The Calucones were a Germanic tribe mentioned by a few of the classical sources, but not all. Pliny the Elder (Book 3 Chapter 24 of Naturalis Historia, published in 77 CE) quotes a monument to the reign of Augustus, the tropeaum Alpium, located in the Rhaetia of his day, stating that Augustus subdued the Alpine peoples from the upper sea to the lower sea, including the Calucones.
Ptolemy in Geography (Book 2 Chapter 10) on the other hand locates the Kaloukones on either side of the Elbe "below" (north of?) the Silingae or Silesians. Since the Elbe does not drain the Alps, if the two Calucones are the same, the tropeaum cannot have meant that Augustus subdued only Rhaetia. However, the tropeaum also lists the Rugusci, who, at that early date, must still have been located on or near Rügen. Pliny's upper and lower seas must have been the Baltic and the Mediterranean respectively.
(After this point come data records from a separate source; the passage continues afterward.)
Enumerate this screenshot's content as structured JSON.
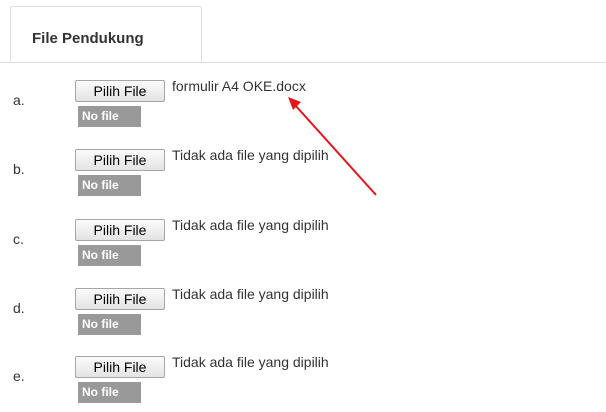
{
  "tab": {
    "label": "File Pendukung"
  },
  "rows": [
    {
      "letter": "a.",
      "button_label": "Pilih File",
      "file_text": "formulir A4 OKE.docx",
      "badge": "No file"
    },
    {
      "letter": "b.",
      "button_label": "Pilih File",
      "file_text": "Tidak ada file yang dipilih",
      "badge": "No file"
    },
    {
      "letter": "c.",
      "button_label": "Pilih File",
      "file_text": "Tidak ada file yang dipilih",
      "badge": "No file"
    },
    {
      "letter": "d.",
      "button_label": "Pilih File",
      "file_text": "Tidak ada file yang dipilih",
      "badge": "No file"
    },
    {
      "letter": "e.",
      "button_label": "Pilih File",
      "file_text": "Tidak ada file yang dipilih",
      "badge": "No file"
    }
  ],
  "annotation": {
    "arrow_color": "#e8141b"
  },
  "colors": {
    "badge_bg": "#999999",
    "tab_border": "#dddddd"
  }
}
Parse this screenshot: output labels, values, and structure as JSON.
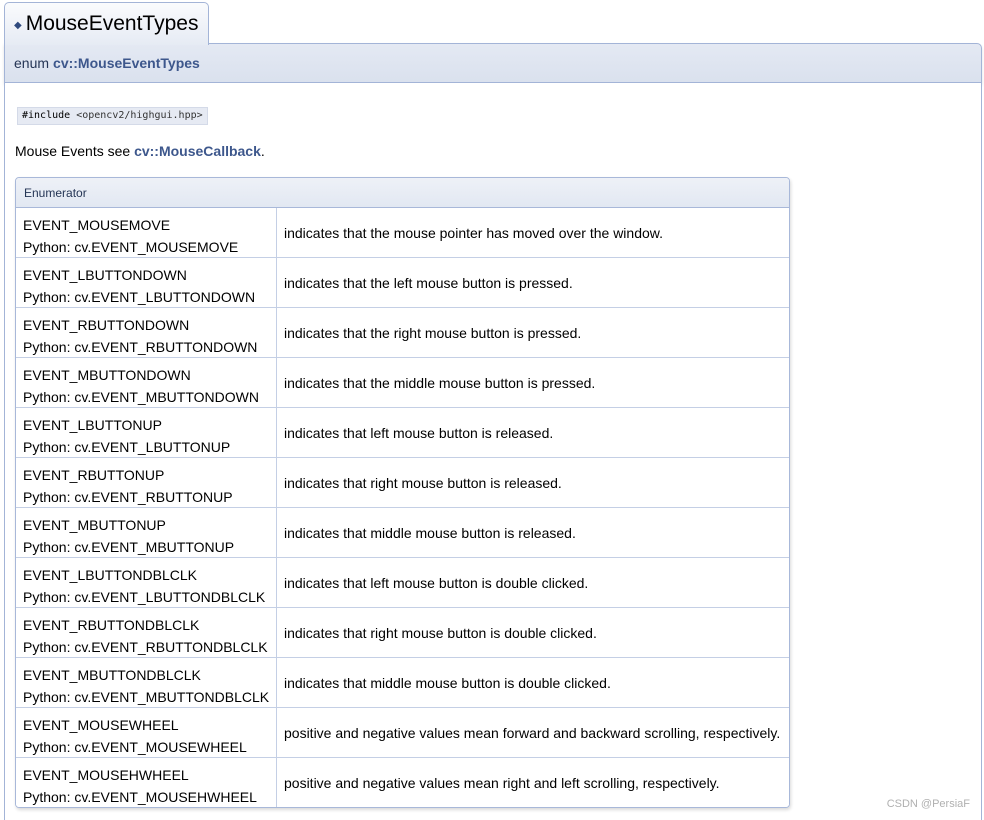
{
  "header": {
    "title": "MouseEventTypes",
    "prototype_keyword": "enum",
    "prototype_name": "cv::MouseEventTypes"
  },
  "include": {
    "directive": "#include",
    "file": "<opencv2/highgui.hpp>"
  },
  "description": {
    "prefix": "Mouse Events see",
    "link": "cv::MouseCallback",
    "suffix": "."
  },
  "enum_table": {
    "header": "Enumerator",
    "rows": [
      {
        "name": "EVENT_MOUSEMOVE",
        "python": "Python: cv.EVENT_MOUSEMOVE",
        "desc": "indicates that the mouse pointer has moved over the window."
      },
      {
        "name": "EVENT_LBUTTONDOWN",
        "python": "Python: cv.EVENT_LBUTTONDOWN",
        "desc": "indicates that the left mouse button is pressed."
      },
      {
        "name": "EVENT_RBUTTONDOWN",
        "python": "Python: cv.EVENT_RBUTTONDOWN",
        "desc": "indicates that the right mouse button is pressed."
      },
      {
        "name": "EVENT_MBUTTONDOWN",
        "python": "Python: cv.EVENT_MBUTTONDOWN",
        "desc": "indicates that the middle mouse button is pressed."
      },
      {
        "name": "EVENT_LBUTTONUP",
        "python": "Python: cv.EVENT_LBUTTONUP",
        "desc": "indicates that left mouse button is released."
      },
      {
        "name": "EVENT_RBUTTONUP",
        "python": "Python: cv.EVENT_RBUTTONUP",
        "desc": "indicates that right mouse button is released."
      },
      {
        "name": "EVENT_MBUTTONUP",
        "python": "Python: cv.EVENT_MBUTTONUP",
        "desc": "indicates that middle mouse button is released."
      },
      {
        "name": "EVENT_LBUTTONDBLCLK",
        "python": "Python: cv.EVENT_LBUTTONDBLCLK",
        "desc": "indicates that left mouse button is double clicked."
      },
      {
        "name": "EVENT_RBUTTONDBLCLK",
        "python": "Python: cv.EVENT_RBUTTONDBLCLK",
        "desc": "indicates that right mouse button is double clicked."
      },
      {
        "name": "EVENT_MBUTTONDBLCLK",
        "python": "Python: cv.EVENT_MBUTTONDBLCLK",
        "desc": "indicates that middle mouse button is double clicked."
      },
      {
        "name": "EVENT_MOUSEWHEEL",
        "python": "Python: cv.EVENT_MOUSEWHEEL",
        "desc": "positive and negative values mean forward and backward scrolling, respectively."
      },
      {
        "name": "EVENT_MOUSEHWHEEL",
        "python": "Python: cv.EVENT_MOUSEHWHEEL",
        "desc": "positive and negative values mean right and left scrolling, respectively."
      }
    ]
  },
  "watermark": "CSDN @PersiaF",
  "colors": {
    "link": "#3d578c",
    "border": "#a3b4d7",
    "header_bg": "#e2e8f2"
  }
}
Such extravagant claims are characteristic of the Augustan age. In this case they are not likely to be true, unless Augustus achieved some sort of alliance. Marbod, later commander of all German forces in the struggle against Rome, lived for some years at peace in Augustan Rome. Very likely, the Calucones occupied the land ascribed to them over a thousand years later by Ortelius, in the vicinity of Dresden and Leipzig. The Roman authors were too quick to transmute peace into pax Romana, Roman-enforced peace.